### WORK TASK
Nothing but the pictures should be left out when the entries below are duplicated.

(Stored records)
────

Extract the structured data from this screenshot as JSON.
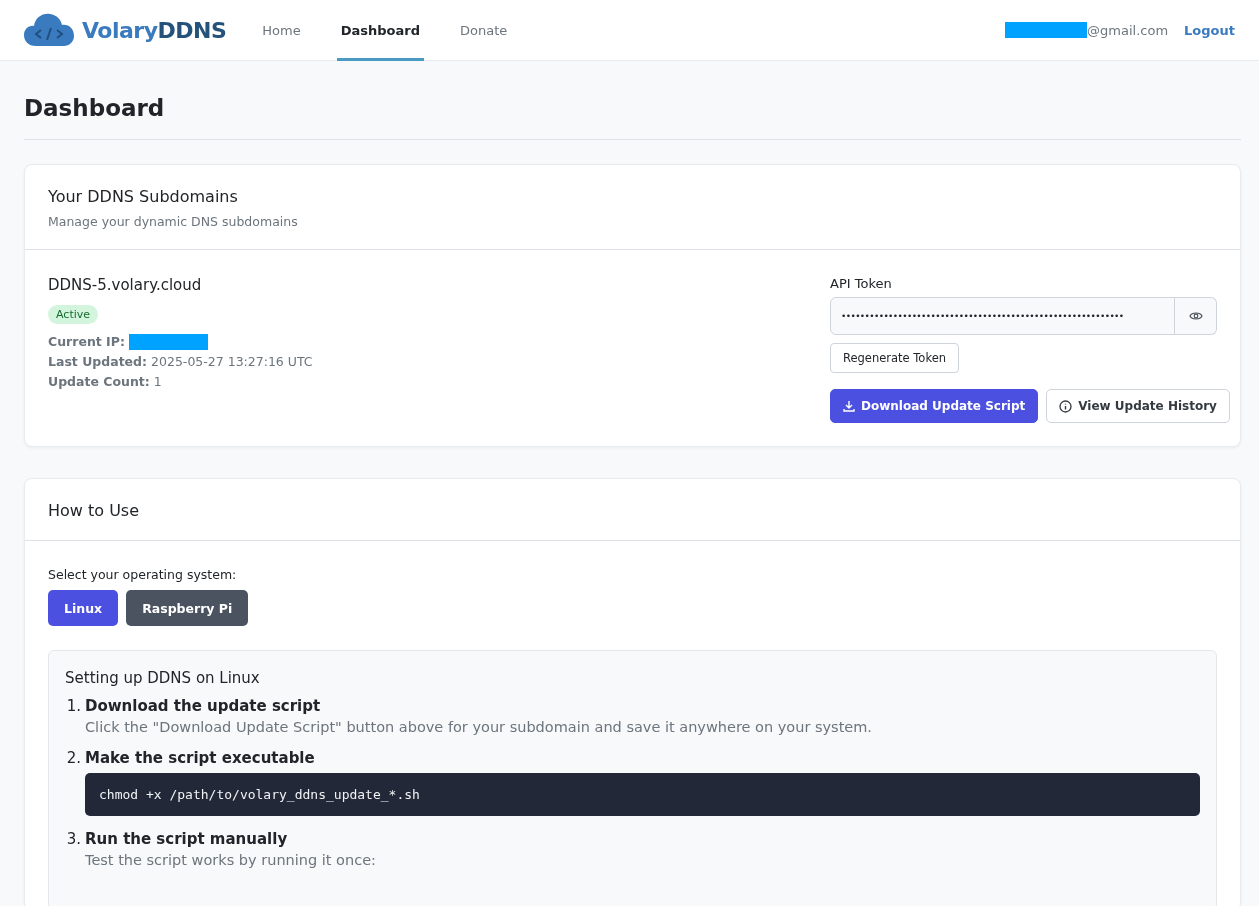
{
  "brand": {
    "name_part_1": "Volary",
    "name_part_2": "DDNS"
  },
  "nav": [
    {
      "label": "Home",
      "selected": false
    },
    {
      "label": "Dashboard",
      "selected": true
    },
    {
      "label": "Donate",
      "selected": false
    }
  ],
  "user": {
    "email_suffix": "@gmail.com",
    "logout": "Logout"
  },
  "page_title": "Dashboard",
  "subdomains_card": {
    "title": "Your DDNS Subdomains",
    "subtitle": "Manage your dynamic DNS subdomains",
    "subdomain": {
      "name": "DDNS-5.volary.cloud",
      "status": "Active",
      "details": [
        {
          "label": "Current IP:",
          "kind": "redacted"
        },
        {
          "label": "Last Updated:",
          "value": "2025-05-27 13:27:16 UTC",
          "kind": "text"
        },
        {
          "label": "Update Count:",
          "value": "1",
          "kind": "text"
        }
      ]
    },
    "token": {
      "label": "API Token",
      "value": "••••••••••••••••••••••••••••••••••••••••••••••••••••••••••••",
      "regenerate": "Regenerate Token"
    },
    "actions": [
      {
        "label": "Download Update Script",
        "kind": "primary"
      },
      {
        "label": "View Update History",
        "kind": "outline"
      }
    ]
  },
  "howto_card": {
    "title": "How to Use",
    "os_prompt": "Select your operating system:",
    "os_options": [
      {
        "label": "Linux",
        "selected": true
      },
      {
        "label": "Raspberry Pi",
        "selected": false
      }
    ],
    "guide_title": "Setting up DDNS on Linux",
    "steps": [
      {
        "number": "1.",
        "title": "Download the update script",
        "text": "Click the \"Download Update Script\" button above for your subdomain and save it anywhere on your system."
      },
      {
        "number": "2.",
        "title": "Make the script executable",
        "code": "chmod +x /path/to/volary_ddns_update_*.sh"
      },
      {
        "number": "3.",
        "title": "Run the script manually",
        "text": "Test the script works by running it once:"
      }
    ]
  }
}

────

### OUTPUT FOR THIS TASK
Extract the structured data from this screenshot as JSON.
{
  "brand": {
    "name_part_1": "Volary",
    "name_part_2": "DDNS"
  },
  "nav": [
    {
      "label": "Home",
      "selected": false
    },
    {
      "label": "Dashboard",
      "selected": true
    },
    {
      "label": "Donate",
      "selected": false
    }
  ],
  "user": {
    "email_suffix": "@gmail.com",
    "logout": "Logout"
  },
  "page_title": "Dashboard",
  "subdomains_card": {
    "title": "Your DDNS Subdomains",
    "subtitle": "Manage your dynamic DNS subdomains",
    "subdomain": {
      "name": "DDNS-5.volary.cloud",
      "status": "Active",
      "details": [
        {
          "label": "Current IP:",
          "kind": "redacted"
        },
        {
          "label": "Last Updated:",
          "value": "2025-05-27 13:27:16 UTC",
          "kind": "text"
        },
        {
          "label": "Update Count:",
          "value": "1",
          "kind": "text"
        }
      ]
    },
    "token": {
      "label": "API Token",
      "value": "••••••••••••••••••••••••••••••••••••••••••••••••••••••••••••",
      "regenerate": "Regenerate Token"
    },
    "actions": [
      {
        "label": "Download Update Script",
        "kind": "primary"
      },
      {
        "label": "View Update History",
        "kind": "outline"
      }
    ]
  },
  "howto_card": {
    "title": "How to Use",
    "os_prompt": "Select your operating system:",
    "os_options": [
      {
        "label": "Linux",
        "selected": true
      },
      {
        "label": "Raspberry Pi",
        "selected": false
      }
    ],
    "guide_title": "Setting up DDNS on Linux",
    "steps": [
      {
        "number": "1.",
        "title": "Download the update script",
        "text": "Click the \"Download Update Script\" button above for your subdomain and save it anywhere on your system."
      },
      {
        "number": "2.",
        "title": "Make the script executable",
        "code": "chmod +x /path/to/volary_ddns_update_*.sh"
      },
      {
        "number": "3.",
        "title": "Run the script manually",
        "text": "Test the script works by running it once:"
      }
    ]
  }
}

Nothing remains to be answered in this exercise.